According to a Pitchfork Media interview with Sonic Youth's Thurston Moore, the seminal '90s rock band plans a compilation album for Starbucks' Hear Music label. Apparently, the compilation will consist of celebrities' favorite Sonic Youth tracks, and each celebrity will have written a note about the song he or she has chosen. In addition, the band will offer up one new, exclusive track as well. (I know -- cynics can easily cry "sell out," and from a fan perspective, compilation albums usually seem like a cop-out. So what?)
I found the deal a bit of a relief, as both a Sonic Youth fan and a Starbucks customer. Honestly, I was dreading the Paul McCartney debut. I knew that Starbucks stores would be plastered with his image and blaring the album, although I also had to admit that a musician with such widespread appeal -- particularly to the Baby Boomer demographic -- was a big coup for Starbucks and Hear Music. It appears the album has been a resounding success -- first-week sales of Memory Almost Full were 161,000, putting it at No. 3 on the Billboard 200. Even more interesting, according to Billboard, the data suggests that 47% of the CD's first-week sales could be attributed to Starbucks.
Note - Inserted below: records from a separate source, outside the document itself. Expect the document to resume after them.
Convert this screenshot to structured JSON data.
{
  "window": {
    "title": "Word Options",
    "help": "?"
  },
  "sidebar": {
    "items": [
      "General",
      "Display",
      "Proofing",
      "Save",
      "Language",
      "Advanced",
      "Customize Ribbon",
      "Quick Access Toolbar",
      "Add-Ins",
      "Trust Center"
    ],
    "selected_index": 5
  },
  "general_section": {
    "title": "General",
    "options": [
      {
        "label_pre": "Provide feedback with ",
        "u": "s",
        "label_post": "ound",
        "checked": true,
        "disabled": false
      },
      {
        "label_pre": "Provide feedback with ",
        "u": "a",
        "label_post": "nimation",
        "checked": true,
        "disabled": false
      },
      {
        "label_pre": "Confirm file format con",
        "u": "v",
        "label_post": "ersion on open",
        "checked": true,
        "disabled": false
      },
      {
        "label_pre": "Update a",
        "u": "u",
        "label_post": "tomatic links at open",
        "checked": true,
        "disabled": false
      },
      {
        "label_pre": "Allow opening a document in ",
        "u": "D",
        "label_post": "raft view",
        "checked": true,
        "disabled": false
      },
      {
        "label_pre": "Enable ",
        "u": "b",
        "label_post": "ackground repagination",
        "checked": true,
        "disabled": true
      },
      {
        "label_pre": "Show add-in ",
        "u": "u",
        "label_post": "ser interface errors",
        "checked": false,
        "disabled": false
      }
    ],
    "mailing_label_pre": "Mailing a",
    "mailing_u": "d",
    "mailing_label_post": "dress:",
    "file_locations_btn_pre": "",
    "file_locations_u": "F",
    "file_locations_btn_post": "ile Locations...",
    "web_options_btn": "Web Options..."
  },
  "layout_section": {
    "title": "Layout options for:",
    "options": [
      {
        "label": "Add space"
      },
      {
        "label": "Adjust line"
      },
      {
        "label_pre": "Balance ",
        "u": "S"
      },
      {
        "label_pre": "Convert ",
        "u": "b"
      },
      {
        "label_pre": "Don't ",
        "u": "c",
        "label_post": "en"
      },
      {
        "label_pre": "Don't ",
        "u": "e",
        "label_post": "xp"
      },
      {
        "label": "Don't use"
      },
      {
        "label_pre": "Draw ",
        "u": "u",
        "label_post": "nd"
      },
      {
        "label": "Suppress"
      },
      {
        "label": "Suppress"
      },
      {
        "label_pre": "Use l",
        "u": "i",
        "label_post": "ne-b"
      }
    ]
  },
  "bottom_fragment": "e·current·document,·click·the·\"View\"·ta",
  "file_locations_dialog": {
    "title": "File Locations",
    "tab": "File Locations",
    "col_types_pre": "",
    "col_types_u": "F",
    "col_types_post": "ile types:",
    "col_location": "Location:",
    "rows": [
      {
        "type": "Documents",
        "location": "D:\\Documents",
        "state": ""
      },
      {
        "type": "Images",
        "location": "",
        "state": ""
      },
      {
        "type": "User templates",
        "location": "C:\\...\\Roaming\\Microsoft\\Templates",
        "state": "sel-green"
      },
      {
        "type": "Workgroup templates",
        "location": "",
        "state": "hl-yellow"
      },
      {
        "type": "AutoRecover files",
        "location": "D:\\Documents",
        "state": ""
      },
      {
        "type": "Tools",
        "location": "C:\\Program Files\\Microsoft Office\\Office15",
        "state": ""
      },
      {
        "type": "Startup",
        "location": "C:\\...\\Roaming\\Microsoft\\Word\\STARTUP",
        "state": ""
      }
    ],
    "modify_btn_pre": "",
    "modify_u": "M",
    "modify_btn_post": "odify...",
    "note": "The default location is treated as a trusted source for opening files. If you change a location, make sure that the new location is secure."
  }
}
In contrast, Sonic Youth may be indie legends, but the band's historically noisy fare isn't for everyone. I saw them live in the late 90s, and I was extremely amused to notice a kid in front of me, at least 10 years my junior, with his fingers in his ears against what might be perceived by some as an auditory assault. When the band left the stage, he said to his friend, "Man, I really hope they don't do an encore."
One of Sonic Youth's most recent releases, Rather Ripped, was way too mellow for my old-school taste, but it's timely that the band is also reissuing of one of its classic albums, Daydream Nation, as a "deluxe edition." The nostalgia factor seems to be at work now.
Starbucks' careful forays into media can work in its favor, as long as it doesn't blow its brand by focusing too much on mainstream hits. When it announced its Hear Music label, Starbucks said it would focus on established acts as well as emerging talents, and that the label will advocate for artists' creative control while encouraging them to take risks.
In his Pitchfork interview, Moore joked that Starbucks is the new record store. We'll see how that goes; I'd rather see it stick with coffee and a few carefully selected products with a critical, hand-picked feel. It can always augment those albums with its powerful ties to sources of widespread distribution and exposure like Apple's
As the music industry continues to face massive changes, it's interesting to see Starbucks aiming for an enviable niche that complements its brand, despite the tough climate.
Pour yourself some related Foolishness:
- Rick Munarriz commented on the Paul McCartney release.
- Starbucks' cup runneth over with criticism?
- Starbucks got labeled back in March.